Exercise inputs:
*** Begin section ***
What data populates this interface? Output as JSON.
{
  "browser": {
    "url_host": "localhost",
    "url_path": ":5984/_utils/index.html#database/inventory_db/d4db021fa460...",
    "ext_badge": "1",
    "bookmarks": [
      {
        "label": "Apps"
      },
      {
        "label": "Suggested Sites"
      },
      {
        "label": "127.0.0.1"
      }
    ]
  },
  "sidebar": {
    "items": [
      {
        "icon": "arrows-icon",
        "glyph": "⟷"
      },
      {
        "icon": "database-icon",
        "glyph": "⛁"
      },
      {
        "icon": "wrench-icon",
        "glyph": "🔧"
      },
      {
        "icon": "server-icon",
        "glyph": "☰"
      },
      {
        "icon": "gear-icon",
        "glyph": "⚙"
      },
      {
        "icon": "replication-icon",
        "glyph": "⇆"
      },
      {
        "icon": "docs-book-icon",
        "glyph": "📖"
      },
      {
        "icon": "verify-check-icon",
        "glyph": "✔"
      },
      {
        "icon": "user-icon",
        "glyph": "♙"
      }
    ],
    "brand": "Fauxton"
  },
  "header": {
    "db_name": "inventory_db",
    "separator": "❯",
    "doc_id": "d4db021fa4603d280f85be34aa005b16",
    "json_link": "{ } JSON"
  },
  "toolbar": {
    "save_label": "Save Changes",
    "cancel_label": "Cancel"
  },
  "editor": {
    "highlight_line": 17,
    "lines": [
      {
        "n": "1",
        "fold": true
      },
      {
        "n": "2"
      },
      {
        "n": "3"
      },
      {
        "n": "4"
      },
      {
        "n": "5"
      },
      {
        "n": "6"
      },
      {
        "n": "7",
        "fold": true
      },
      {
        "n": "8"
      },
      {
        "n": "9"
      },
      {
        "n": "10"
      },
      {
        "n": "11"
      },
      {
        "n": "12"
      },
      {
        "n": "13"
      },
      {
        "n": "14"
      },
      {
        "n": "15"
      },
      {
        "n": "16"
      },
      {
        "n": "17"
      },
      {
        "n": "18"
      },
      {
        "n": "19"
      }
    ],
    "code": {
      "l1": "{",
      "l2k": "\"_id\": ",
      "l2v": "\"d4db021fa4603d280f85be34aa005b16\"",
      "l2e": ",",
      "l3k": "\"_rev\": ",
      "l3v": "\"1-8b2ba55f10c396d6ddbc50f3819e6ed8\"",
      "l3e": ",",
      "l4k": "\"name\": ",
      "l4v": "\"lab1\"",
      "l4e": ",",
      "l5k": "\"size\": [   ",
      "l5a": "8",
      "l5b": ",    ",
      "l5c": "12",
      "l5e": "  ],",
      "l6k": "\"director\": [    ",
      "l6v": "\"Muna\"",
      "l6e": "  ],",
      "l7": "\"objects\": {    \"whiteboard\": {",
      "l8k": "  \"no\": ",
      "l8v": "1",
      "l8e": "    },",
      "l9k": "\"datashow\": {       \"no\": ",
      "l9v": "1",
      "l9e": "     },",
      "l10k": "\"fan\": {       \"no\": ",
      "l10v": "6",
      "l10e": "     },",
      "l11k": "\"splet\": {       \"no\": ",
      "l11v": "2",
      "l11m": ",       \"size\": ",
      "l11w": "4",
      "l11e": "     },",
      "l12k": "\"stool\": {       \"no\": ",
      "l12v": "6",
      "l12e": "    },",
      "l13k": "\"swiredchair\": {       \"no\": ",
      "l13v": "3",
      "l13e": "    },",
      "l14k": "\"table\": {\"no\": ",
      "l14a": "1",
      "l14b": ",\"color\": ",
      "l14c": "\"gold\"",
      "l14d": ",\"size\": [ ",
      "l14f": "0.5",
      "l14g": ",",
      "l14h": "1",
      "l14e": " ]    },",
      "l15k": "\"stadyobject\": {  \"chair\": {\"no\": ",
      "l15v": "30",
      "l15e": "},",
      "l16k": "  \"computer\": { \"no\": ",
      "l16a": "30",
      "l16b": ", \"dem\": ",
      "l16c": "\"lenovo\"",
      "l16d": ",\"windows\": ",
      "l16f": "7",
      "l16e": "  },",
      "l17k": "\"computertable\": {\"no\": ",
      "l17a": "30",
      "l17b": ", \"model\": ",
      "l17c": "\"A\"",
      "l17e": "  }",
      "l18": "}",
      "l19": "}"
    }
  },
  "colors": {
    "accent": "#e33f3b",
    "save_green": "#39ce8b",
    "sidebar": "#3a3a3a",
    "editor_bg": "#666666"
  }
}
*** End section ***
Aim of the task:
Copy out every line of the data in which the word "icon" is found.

Answer section:
        "icon": "arrows-icon",
        "icon": "database-icon",
        "icon": "wrench-icon",
        "icon": "server-icon",
        "icon": "gear-icon",
        "icon": "replication-icon",
        "icon": "docs-book-icon",
        "icon": "verify-check-icon",
        "icon": "user-icon",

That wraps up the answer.